It’s a truly sorry story – and a reminder that every cruise sets sail to fulfil the dreams of thousands of passengers, from Australia and beyond.

Who is to blame? An overzealous Biosecurity NZ? Cruise lines for failing to maintain their ships?

It’s significant that so many highly responsible lines – from Viking to Regent Seven Seas – have been caught in this surprising trap. Some have even been turned away twice. And these are lines who would know that complying with the regulations is crucial to their businesses.

The New Zealand Cruise Association told us that the Queen Elizabeth incident was nothing new.

A Biosecurity NZ spokesman said: “We know that the Association and vessel operators understand the importance of New Zealand’s strict biosecurity protocols to protect the country’s special marine environments, aquaculture industry and economy and we appreciate that the Association reinforced that view.

Biosecurity New Zealand undertakes significant stakeholder engagement to help vessel operators comply with biofouling requirements to ensure biofouling on hulls does not bring unwanted organisms into our waters – and we will continue with that education and engagement.

So what are the lines doing?

Cruise lines’ compensation for itinerary changes can be extraordinarily complex, because they are at the mercy of so many factors, from the weather to regulations that may change while the ship is underway.

Most lines have now given guests future cruise credits, on board credits of cash for port calls missed in New Zealand.

But some passengers seem determined to resolve who was to blame here – an over zealous regulator, divers who failed to meet regulator’s standards or lines who didn’t take account of New Zealand’s stance on biosecurity.

Some readers have pointed out that insurance can help.  One Cruise Passenger reader reported she received $150 a port for cancellations under an insurance policy.

A spokesperson from Azamara confirmed the compensation that was offered to guests.

“Azamara follows the International Maritime Organization’s biofouling guidelines and is complying with all biosecurity requirements in New Zealand. The ship has been inspected by New Zealand biosecurity authorities and was granted the appropriate certificates to complete her port calls in New Zealand on a modified itinerary.

“Because Azamara Quest was not able to visit Milford Sound, Akarao, and Bay of Islands as originally scheduled, these ports were replaced with ports such as Timaru. All guests were provided $100 USD of onboard credit, as well as 15% future cruise credit to compensate for the itinerary.”

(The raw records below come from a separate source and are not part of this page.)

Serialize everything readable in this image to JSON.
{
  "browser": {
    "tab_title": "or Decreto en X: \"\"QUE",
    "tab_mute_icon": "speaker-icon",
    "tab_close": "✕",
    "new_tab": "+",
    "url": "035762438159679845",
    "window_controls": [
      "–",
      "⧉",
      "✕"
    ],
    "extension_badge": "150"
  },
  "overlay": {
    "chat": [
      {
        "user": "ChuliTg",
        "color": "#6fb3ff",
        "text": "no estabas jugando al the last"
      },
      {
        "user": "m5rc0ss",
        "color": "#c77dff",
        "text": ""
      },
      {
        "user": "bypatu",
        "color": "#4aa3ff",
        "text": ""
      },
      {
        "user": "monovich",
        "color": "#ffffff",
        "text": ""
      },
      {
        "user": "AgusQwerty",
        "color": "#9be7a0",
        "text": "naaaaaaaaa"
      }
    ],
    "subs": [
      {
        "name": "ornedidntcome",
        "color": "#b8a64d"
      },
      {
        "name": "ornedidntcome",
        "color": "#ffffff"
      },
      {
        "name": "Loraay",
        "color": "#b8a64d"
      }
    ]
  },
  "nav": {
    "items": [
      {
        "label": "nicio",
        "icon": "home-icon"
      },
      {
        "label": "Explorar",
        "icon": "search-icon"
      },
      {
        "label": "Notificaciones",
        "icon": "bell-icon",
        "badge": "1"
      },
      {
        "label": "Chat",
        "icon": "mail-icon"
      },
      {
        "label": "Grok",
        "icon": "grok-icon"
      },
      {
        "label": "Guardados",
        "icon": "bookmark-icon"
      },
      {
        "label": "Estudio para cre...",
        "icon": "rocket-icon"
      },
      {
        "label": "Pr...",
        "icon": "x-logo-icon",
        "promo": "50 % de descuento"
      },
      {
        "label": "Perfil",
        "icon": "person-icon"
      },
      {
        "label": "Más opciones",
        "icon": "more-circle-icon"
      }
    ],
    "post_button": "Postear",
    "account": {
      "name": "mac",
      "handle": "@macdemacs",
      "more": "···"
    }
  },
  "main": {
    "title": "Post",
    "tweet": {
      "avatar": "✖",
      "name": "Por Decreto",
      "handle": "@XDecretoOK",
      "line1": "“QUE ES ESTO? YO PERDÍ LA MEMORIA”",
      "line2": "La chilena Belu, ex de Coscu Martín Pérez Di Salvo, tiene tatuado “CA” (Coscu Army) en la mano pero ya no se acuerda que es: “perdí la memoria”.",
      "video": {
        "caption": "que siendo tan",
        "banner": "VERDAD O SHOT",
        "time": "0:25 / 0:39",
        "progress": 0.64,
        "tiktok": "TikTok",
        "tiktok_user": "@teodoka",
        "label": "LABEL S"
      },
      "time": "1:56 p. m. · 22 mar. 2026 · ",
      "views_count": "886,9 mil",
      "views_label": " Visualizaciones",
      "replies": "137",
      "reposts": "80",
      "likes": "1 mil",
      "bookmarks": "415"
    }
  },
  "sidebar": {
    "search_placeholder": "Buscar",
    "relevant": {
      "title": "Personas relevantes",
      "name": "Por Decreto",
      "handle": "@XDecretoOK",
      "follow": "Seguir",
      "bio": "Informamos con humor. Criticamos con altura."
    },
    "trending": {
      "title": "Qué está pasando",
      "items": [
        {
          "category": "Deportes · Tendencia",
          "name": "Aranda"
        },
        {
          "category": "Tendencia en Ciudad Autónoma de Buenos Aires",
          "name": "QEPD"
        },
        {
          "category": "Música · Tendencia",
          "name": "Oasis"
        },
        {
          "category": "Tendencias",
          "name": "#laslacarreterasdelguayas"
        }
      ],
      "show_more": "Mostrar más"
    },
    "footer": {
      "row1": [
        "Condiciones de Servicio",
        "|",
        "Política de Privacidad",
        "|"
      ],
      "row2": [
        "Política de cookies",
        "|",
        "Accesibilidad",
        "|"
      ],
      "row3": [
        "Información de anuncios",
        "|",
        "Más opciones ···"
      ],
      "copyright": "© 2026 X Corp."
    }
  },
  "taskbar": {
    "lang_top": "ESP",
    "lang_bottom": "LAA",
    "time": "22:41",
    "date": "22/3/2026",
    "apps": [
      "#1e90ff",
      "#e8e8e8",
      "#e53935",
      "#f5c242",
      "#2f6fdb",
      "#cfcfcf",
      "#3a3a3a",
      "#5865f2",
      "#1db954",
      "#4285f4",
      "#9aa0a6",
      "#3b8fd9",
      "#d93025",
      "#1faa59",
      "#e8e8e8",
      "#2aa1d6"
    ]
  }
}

Regent Seven Seas shared a statement but didn’t specify the compensation offered:  “Due to local regulations to enter New Zealand navigational waters, a cleaning operation of Seven Seas Explorer’s hull is required. The cleaning must be carried out by a company recognised by New Zealand’s Ministry for Primary Industries, none of which have been available at ports the ship has recently visited or will visit before its scheduled entry to New Zealand waters.

Therefore, Regent Seven Seas Cruises’ technical teams are arranging for the cleaning operation to be carried out off the coast of Adelaide, Australia.

Due to the travel time to Adelaide and the time needed to perform the cleaning of the ship’s hull, Seven Seas Explorer will travel directly from Adelaide to Auckland, New Zealand for its next cruise on January 12, 2023, which is unaltered.

All guests on board have been offered compensation, and a number of guests chose to disembark in Adelaide to make their onward travels.”

If you’re sailing on an expedition cruise and your itinerary gets altered, things are a little different but you may still receive compensation according to Jeff Gillies, commercial director of Coral Expeditions.

“Expedition cruise is quite different as we only have ports at embarkation and disembarkation. The rest are more shore excursions and destination stops. Plans can change due to weather and community requests ( tribal issues, ceremony times ) and we normally have back up contingency sites to shift to.

” Flexibility in the published itinerary is part of our marketing. All that said, if we failed with something we had control over such as meeting an environmental compliance, we would hold ourselves responsible and would look to compensate guests.”